> WHAT THE TASK REQUIRES: The answer must consist of every line in the data that contains "VRChat".

> DATA EXTRACT:
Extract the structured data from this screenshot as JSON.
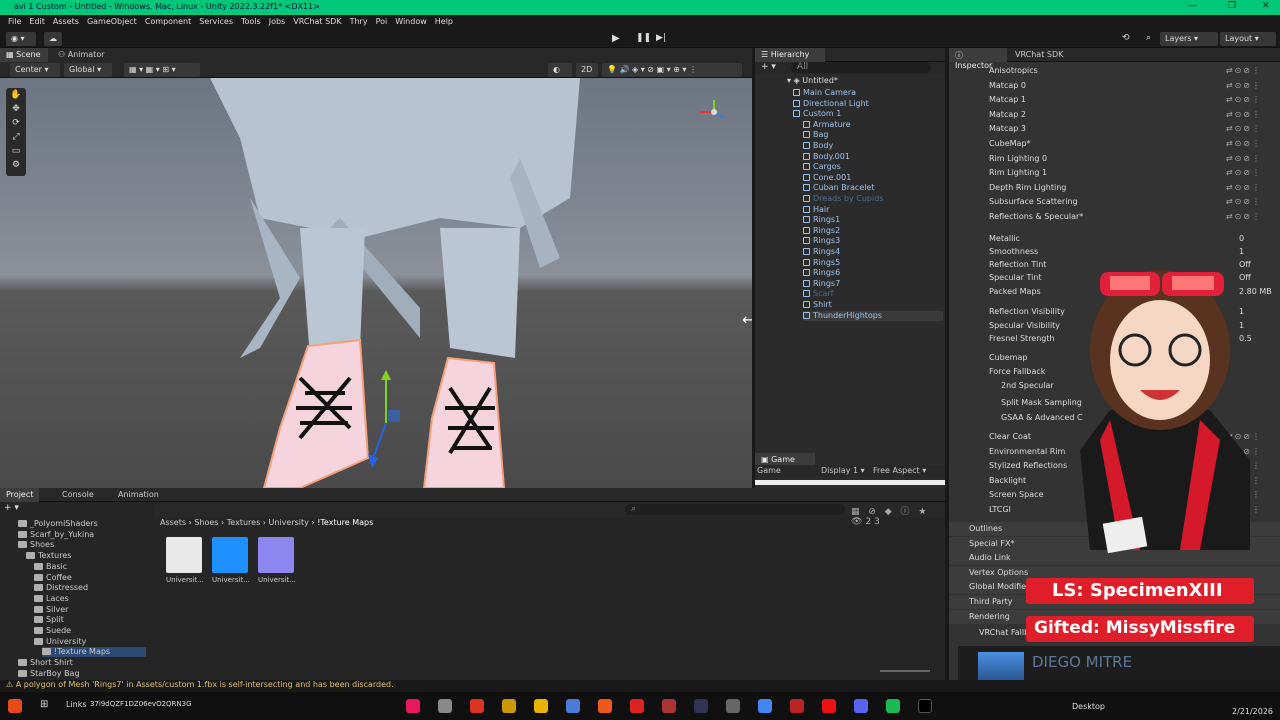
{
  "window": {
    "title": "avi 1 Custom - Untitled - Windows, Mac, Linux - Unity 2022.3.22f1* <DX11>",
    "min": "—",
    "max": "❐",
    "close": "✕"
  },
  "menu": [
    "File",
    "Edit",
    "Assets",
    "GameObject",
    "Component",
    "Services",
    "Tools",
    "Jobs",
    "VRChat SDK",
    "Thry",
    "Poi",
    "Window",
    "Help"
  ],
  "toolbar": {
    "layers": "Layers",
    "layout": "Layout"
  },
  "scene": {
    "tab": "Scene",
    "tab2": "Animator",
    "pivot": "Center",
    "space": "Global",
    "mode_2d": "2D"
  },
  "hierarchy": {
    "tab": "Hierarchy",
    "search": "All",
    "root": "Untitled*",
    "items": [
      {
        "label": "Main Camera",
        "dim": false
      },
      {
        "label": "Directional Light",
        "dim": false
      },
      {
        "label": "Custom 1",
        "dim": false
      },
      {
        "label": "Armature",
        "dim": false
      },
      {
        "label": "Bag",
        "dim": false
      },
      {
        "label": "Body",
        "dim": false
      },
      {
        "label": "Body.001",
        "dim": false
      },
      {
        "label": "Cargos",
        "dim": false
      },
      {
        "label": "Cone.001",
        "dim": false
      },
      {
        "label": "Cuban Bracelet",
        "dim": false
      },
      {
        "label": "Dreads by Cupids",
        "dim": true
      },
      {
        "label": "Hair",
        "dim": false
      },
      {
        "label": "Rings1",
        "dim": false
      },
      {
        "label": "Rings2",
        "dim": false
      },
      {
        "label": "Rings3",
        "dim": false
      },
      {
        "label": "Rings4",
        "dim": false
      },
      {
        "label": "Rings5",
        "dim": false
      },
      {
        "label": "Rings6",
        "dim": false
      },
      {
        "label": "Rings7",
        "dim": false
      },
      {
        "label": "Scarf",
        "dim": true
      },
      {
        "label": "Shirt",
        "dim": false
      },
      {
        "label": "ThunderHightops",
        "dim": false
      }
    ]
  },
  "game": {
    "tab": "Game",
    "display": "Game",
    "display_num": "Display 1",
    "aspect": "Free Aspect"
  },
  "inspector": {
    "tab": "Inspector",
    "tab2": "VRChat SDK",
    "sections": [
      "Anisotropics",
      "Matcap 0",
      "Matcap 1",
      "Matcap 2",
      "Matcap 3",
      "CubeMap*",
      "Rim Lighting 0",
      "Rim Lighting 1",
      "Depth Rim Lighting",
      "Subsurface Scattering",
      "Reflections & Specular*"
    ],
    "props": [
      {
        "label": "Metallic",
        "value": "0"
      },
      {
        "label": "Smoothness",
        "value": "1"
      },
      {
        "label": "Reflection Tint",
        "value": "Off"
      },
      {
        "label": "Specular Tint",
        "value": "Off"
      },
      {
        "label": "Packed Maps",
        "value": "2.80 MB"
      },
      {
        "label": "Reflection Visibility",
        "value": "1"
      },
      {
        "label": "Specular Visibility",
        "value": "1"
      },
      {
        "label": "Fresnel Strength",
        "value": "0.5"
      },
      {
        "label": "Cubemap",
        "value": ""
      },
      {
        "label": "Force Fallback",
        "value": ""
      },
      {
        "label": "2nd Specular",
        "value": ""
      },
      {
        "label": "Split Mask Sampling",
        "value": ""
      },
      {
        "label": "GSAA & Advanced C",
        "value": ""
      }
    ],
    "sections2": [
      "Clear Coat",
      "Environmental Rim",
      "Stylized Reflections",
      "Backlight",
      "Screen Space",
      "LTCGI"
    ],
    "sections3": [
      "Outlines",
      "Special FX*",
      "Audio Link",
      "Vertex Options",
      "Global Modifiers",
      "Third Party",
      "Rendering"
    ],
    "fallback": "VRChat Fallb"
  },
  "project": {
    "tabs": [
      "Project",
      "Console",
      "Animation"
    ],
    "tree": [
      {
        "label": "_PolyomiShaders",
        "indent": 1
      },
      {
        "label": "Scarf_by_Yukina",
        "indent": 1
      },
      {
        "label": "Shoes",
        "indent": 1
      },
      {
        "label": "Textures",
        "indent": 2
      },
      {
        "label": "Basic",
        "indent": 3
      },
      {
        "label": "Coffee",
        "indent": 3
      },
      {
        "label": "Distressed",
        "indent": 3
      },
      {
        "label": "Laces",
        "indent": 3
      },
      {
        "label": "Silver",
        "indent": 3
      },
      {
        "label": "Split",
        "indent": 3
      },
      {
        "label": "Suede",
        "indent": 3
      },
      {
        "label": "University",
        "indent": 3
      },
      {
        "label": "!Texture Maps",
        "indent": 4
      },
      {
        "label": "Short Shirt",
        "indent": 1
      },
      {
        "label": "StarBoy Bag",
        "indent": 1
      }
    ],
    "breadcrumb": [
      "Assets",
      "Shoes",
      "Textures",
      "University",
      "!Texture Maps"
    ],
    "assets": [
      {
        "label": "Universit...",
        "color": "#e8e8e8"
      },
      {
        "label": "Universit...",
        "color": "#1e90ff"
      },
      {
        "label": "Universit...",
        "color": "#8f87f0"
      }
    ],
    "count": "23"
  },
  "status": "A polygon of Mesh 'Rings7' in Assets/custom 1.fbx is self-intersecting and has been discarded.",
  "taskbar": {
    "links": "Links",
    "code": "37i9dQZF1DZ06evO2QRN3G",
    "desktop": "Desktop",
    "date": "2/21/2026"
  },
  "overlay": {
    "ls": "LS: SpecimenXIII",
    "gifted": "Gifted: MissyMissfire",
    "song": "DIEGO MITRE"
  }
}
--
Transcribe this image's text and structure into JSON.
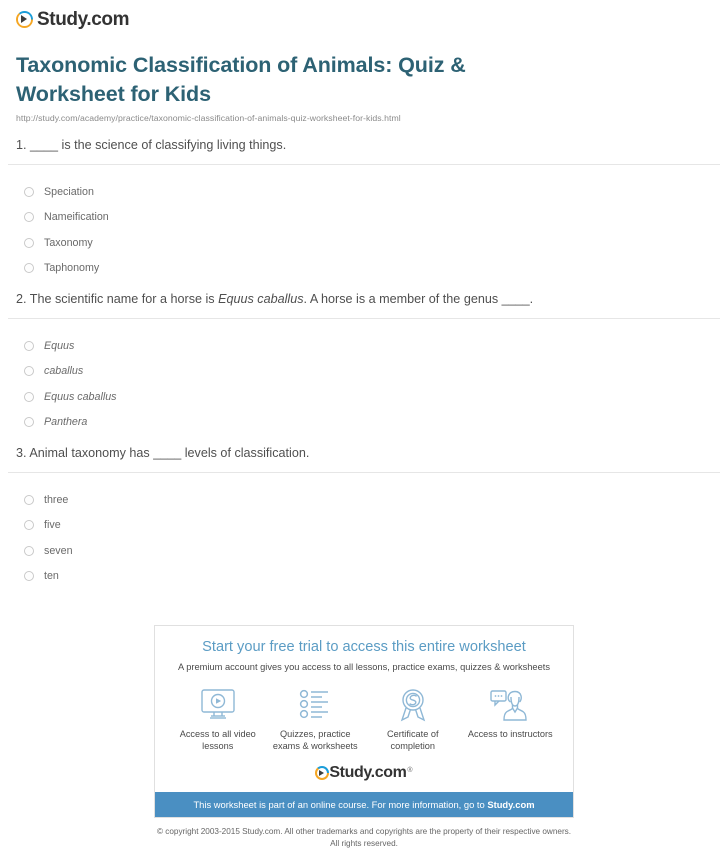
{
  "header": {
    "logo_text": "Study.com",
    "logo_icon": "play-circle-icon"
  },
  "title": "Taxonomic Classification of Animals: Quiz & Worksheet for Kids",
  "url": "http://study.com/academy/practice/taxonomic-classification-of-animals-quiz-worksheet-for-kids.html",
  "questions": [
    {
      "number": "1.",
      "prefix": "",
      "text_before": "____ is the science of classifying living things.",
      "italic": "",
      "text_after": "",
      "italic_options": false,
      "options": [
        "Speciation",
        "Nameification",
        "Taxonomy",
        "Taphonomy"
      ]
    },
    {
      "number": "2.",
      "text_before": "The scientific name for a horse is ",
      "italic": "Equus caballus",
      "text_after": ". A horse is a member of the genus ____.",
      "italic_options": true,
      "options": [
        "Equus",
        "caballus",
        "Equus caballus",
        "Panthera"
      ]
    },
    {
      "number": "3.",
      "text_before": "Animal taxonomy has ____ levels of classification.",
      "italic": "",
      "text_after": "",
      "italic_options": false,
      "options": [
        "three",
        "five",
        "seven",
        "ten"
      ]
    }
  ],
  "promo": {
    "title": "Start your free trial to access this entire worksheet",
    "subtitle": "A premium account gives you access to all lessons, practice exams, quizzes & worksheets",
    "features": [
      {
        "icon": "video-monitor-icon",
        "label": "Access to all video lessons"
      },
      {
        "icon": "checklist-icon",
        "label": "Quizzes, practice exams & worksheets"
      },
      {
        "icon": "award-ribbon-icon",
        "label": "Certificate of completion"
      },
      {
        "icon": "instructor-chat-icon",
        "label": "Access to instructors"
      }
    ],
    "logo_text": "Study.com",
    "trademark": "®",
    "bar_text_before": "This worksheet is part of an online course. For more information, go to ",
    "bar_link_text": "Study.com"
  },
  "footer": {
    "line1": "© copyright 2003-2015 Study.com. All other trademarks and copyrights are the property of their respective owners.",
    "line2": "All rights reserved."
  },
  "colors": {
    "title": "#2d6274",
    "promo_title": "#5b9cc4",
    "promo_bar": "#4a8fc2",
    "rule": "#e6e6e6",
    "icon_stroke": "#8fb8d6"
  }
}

> SOLUTION TO THIS PROBLEM:
    "VRChat SDK",
    "tab2": "VRChat SDK",
    "fallback": "VRChat Fallb"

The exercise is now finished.